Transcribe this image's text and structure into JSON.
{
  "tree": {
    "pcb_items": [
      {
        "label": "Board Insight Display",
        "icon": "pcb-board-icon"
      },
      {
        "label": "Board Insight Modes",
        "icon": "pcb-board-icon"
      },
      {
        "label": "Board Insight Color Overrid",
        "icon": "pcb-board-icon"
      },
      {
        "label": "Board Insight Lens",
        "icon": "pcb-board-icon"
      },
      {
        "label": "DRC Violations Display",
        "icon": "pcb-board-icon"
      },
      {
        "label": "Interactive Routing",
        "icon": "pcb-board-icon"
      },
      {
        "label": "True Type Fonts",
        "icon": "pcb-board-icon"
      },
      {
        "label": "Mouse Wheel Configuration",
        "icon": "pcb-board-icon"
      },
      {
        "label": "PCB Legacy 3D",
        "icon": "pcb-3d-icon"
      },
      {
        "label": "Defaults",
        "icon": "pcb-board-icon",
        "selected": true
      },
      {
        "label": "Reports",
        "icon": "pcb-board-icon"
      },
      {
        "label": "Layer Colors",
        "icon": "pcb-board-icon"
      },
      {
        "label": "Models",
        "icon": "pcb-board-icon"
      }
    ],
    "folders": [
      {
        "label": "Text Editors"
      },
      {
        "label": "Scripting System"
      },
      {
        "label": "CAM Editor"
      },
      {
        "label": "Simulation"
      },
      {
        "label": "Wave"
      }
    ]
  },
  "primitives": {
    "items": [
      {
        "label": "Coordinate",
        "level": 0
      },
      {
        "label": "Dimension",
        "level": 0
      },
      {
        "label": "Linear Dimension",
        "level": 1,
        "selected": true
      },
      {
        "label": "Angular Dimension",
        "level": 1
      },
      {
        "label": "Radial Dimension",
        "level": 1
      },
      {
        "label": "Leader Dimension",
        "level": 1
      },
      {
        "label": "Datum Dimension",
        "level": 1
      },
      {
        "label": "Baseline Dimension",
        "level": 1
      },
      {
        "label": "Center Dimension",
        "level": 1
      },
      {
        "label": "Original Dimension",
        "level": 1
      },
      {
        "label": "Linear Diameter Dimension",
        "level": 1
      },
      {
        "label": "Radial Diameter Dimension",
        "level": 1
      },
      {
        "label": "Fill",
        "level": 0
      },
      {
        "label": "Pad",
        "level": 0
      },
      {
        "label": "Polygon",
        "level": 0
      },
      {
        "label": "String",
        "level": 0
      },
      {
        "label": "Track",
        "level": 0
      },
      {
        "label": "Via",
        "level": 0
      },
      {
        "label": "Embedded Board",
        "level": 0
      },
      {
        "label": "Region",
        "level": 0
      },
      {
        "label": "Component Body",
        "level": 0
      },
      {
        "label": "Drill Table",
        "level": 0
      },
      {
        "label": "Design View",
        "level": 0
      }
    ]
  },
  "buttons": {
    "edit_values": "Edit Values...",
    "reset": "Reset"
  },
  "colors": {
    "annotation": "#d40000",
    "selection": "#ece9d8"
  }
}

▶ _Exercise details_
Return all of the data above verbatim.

▶ _Solved problem_
Transcribe this image's text and structure into JSON.
{
  "tree": {
    "pcb_items": [
      {
        "label": "Board Insight Display",
        "icon": "pcb-board-icon"
      },
      {
        "label": "Board Insight Modes",
        "icon": "pcb-board-icon"
      },
      {
        "label": "Board Insight Color Overrid",
        "icon": "pcb-board-icon"
      },
      {
        "label": "Board Insight Lens",
        "icon": "pcb-board-icon"
      },
      {
        "label": "DRC Violations Display",
        "icon": "pcb-board-icon"
      },
      {
        "label": "Interactive Routing",
        "icon": "pcb-board-icon"
      },
      {
        "label": "True Type Fonts",
        "icon": "pcb-board-icon"
      },
      {
        "label": "Mouse Wheel Configuration",
        "icon": "pcb-board-icon"
      },
      {
        "label": "PCB Legacy 3D",
        "icon": "pcb-3d-icon"
      },
      {
        "label": "Defaults",
        "icon": "pcb-board-icon",
        "selected": true
      },
      {
        "label": "Reports",
        "icon": "pcb-board-icon"
      },
      {
        "label": "Layer Colors",
        "icon": "pcb-board-icon"
      },
      {
        "label": "Models",
        "icon": "pcb-board-icon"
      }
    ],
    "folders": [
      {
        "label": "Text Editors"
      },
      {
        "label": "Scripting System"
      },
      {
        "label": "CAM Editor"
      },
      {
        "label": "Simulation"
      },
      {
        "label": "Wave"
      }
    ]
  },
  "primitives": {
    "items": [
      {
        "label": "Coordinate",
        "level": 0
      },
      {
        "label": "Dimension",
        "level": 0
      },
      {
        "label": "Linear Dimension",
        "level": 1,
        "selected": true
      },
      {
        "label": "Angular Dimension",
        "level": 1
      },
      {
        "label": "Radial Dimension",
        "level": 1
      },
      {
        "label": "Leader Dimension",
        "level": 1
      },
      {
        "label": "Datum Dimension",
        "level": 1
      },
      {
        "label": "Baseline Dimension",
        "level": 1
      },
      {
        "label": "Center Dimension",
        "level": 1
      },
      {
        "label": "Original Dimension",
        "level": 1
      },
      {
        "label": "Linear Diameter Dimension",
        "level": 1
      },
      {
        "label": "Radial Diameter Dimension",
        "level": 1
      },
      {
        "label": "Fill",
        "level": 0
      },
      {
        "label": "Pad",
        "level": 0
      },
      {
        "label": "Polygon",
        "level": 0
      },
      {
        "label": "String",
        "level": 0
      },
      {
        "label": "Track",
        "level": 0
      },
      {
        "label": "Via",
        "level": 0
      },
      {
        "label": "Embedded Board",
        "level": 0
      },
      {
        "label": "Region",
        "level": 0
      },
      {
        "label": "Component Body",
        "level": 0
      },
      {
        "label": "Drill Table",
        "level": 0
      },
      {
        "label": "Design View",
        "level": 0
      }
    ]
  },
  "buttons": {
    "edit_values": "Edit Values...",
    "reset": "Reset"
  },
  "colors": {
    "annotation": "#d40000",
    "selection": "#ece9d8"
  }
}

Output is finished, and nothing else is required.